Output the line that contains "Enumerate this screenshot's" and each line after it in the listing, exactly as they appear, through the very last line.

═══ Provided material

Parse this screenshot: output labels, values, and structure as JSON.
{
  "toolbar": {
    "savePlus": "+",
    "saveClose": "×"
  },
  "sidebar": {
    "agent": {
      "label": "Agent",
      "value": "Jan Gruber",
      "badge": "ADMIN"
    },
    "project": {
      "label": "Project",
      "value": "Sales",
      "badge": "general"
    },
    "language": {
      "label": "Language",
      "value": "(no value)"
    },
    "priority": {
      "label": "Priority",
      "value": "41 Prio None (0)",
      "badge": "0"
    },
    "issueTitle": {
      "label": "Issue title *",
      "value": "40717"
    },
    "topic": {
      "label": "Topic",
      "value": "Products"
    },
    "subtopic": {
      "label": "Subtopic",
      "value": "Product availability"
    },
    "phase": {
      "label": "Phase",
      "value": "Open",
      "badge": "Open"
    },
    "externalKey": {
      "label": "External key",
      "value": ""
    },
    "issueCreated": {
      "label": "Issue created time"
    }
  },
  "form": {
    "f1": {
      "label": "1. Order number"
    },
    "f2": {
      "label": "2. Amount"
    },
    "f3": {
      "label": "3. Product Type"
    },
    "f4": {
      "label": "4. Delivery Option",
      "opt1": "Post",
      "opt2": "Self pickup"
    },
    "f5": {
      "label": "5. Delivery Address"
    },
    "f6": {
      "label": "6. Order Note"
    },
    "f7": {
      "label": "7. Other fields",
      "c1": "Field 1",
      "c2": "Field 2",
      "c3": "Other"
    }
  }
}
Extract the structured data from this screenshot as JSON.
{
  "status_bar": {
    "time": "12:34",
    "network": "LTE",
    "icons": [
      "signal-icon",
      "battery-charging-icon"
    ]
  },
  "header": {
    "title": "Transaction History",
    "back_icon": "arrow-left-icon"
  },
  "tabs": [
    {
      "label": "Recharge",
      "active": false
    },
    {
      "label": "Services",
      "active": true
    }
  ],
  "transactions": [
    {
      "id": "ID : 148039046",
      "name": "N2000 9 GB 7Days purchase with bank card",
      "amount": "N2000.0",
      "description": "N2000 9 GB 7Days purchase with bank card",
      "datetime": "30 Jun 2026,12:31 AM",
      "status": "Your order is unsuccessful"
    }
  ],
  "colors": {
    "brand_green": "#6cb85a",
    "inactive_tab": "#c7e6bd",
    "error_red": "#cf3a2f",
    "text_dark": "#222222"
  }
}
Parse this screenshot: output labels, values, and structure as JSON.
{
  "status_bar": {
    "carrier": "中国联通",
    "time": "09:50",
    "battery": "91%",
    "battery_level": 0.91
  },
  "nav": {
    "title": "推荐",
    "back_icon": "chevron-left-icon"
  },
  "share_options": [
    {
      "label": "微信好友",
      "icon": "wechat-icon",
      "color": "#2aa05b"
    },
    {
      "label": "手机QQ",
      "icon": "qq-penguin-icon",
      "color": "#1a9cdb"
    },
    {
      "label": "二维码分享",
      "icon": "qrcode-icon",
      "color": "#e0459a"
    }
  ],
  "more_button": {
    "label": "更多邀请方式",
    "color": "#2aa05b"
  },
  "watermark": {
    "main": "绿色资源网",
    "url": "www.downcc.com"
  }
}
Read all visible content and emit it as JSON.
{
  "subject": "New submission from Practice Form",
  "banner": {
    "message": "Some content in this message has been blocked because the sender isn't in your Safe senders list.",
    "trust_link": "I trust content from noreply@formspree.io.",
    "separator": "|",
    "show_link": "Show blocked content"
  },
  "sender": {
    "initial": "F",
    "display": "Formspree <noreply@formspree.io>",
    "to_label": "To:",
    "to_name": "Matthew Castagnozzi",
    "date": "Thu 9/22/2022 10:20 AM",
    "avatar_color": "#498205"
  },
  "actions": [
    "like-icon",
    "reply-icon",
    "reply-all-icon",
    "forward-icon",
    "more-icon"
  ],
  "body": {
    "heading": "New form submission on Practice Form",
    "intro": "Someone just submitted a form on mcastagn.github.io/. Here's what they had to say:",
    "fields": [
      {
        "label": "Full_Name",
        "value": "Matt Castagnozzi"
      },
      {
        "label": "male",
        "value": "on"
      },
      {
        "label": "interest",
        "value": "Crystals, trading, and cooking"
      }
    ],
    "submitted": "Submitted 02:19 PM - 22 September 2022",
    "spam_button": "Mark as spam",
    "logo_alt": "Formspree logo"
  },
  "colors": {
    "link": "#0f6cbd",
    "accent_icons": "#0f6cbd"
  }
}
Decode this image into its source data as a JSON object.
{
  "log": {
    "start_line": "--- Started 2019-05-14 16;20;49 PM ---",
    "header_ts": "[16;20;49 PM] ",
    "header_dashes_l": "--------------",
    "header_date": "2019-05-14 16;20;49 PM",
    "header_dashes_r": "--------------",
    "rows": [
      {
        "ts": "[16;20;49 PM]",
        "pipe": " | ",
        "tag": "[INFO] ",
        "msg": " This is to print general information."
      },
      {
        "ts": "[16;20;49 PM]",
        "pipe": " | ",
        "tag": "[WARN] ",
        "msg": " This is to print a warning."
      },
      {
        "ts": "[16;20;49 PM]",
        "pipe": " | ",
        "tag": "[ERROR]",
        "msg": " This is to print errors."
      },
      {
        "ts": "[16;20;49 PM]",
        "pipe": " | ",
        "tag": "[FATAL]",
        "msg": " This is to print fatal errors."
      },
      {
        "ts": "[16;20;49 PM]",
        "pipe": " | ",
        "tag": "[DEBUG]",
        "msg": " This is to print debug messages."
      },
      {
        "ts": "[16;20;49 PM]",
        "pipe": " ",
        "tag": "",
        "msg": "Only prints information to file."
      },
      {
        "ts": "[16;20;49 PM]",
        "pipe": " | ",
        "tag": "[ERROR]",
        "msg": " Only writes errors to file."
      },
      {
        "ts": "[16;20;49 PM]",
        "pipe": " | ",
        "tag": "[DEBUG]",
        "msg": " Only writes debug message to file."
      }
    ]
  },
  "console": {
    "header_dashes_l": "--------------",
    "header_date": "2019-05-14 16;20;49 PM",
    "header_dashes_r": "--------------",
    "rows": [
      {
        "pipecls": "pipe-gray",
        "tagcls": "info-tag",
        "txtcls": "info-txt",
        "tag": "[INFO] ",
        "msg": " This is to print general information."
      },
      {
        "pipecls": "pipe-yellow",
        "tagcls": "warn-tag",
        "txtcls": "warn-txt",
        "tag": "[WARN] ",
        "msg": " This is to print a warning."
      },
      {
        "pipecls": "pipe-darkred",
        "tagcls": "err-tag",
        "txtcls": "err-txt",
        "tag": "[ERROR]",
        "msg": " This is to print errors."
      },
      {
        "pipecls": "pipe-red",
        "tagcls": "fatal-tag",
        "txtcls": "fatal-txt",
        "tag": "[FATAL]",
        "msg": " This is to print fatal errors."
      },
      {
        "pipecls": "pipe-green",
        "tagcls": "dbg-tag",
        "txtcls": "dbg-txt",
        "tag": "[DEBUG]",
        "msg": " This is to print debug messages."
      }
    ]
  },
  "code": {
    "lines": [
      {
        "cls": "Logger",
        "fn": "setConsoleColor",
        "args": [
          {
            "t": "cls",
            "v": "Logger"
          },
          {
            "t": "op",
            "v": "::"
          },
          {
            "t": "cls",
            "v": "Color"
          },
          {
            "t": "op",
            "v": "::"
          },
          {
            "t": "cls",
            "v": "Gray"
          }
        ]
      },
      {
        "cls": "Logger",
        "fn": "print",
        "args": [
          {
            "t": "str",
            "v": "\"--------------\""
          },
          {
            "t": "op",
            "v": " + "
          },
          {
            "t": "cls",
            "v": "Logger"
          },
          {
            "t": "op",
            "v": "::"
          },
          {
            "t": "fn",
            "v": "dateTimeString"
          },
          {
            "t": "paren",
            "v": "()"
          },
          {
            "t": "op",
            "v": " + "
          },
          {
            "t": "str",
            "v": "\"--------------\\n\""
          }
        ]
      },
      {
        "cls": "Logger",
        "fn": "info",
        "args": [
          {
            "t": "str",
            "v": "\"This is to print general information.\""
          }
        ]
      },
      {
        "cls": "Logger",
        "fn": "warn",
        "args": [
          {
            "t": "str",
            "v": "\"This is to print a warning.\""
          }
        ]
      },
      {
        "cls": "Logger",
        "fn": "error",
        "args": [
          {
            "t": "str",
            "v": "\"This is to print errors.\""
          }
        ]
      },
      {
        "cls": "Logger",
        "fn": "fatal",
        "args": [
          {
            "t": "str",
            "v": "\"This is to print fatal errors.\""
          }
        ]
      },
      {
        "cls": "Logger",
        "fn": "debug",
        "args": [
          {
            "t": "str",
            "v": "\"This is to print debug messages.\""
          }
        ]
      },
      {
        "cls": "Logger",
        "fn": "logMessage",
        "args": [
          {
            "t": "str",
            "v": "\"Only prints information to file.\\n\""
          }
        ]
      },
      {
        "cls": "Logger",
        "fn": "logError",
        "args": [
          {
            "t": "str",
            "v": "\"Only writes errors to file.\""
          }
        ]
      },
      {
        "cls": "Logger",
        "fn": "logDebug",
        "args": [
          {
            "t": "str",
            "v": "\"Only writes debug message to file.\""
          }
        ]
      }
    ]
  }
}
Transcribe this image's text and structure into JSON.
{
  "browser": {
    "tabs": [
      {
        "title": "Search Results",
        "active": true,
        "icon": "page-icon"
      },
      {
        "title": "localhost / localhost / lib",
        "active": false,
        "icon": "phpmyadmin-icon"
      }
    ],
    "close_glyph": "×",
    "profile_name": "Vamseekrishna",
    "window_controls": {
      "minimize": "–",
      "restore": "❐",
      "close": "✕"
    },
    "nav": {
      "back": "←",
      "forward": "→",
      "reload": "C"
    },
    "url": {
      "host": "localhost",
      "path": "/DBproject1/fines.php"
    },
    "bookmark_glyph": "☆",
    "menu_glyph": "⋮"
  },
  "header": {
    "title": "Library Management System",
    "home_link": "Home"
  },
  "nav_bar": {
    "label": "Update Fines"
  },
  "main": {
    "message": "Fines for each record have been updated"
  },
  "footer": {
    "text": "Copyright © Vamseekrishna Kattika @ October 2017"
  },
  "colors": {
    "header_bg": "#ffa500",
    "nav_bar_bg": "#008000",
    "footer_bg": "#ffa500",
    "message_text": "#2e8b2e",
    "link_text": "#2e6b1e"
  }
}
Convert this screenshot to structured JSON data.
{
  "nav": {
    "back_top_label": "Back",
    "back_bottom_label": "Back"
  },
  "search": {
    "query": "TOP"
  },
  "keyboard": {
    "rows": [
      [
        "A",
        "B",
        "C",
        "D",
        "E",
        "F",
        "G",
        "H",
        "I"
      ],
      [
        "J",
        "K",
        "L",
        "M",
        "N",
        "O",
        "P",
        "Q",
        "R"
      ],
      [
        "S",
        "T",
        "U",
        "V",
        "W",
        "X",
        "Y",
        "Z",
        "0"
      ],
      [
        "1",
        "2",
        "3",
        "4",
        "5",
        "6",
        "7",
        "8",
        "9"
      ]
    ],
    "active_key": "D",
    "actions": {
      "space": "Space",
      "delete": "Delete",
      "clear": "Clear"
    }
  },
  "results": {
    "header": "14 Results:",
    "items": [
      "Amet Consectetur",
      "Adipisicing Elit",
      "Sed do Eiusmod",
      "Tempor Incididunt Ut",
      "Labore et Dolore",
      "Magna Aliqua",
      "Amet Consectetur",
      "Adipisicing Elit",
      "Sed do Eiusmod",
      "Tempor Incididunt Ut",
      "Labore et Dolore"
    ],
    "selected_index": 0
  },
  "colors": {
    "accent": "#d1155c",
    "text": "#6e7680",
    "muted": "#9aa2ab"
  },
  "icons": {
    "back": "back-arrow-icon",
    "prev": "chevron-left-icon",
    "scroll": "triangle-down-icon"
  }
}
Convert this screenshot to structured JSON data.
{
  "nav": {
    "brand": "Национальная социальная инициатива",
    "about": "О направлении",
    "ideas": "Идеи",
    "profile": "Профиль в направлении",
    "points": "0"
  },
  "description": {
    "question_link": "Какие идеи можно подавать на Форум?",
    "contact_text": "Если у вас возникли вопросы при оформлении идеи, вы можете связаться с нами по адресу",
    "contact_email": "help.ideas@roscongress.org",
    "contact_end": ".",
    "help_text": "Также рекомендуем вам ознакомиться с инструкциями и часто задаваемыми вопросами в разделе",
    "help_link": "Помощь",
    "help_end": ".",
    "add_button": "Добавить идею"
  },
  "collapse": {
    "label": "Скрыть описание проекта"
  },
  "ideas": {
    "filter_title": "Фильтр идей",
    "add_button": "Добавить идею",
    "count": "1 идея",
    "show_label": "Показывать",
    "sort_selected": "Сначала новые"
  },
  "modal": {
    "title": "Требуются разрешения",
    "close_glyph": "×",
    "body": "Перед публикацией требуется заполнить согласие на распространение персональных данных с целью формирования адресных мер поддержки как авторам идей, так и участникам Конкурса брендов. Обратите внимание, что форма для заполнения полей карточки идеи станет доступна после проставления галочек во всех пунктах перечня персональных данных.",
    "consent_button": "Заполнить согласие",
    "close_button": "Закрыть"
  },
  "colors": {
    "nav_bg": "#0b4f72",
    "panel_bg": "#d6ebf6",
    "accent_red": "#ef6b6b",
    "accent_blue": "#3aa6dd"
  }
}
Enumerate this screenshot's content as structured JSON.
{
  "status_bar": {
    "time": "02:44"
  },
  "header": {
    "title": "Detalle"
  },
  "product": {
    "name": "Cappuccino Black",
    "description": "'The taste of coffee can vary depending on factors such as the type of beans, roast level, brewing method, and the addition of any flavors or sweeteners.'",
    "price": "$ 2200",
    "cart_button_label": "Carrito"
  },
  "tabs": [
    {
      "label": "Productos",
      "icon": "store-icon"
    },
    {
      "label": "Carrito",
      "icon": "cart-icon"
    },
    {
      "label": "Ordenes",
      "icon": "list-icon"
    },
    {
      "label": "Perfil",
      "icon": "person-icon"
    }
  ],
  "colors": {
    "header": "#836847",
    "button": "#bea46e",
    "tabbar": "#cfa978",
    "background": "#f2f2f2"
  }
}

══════

Reply:
Enumerate this screenshot's content as structured JSON.
{
  "status_bar": {
    "time": "02:44"
  },
  "header": {
    "title": "Detalle"
  },
  "product": {
    "name": "Cappuccino Black",
    "description": "'The taste of coffee can vary depending on factors such as the type of beans, roast level, brewing method, and the addition of any flavors or sweeteners.'",
    "price": "$ 2200",
    "cart_button_label": "Carrito"
  },
  "tabs": [
    {
      "label": "Productos",
      "icon": "store-icon"
    },
    {
      "label": "Carrito",
      "icon": "cart-icon"
    },
    {
      "label": "Ordenes",
      "icon": "list-icon"
    },
    {
      "label": "Perfil",
      "icon": "person-icon"
    }
  ],
  "colors": {
    "header": "#836847",
    "button": "#bea46e",
    "tabbar": "#cfa978",
    "background": "#f2f2f2"
  }
}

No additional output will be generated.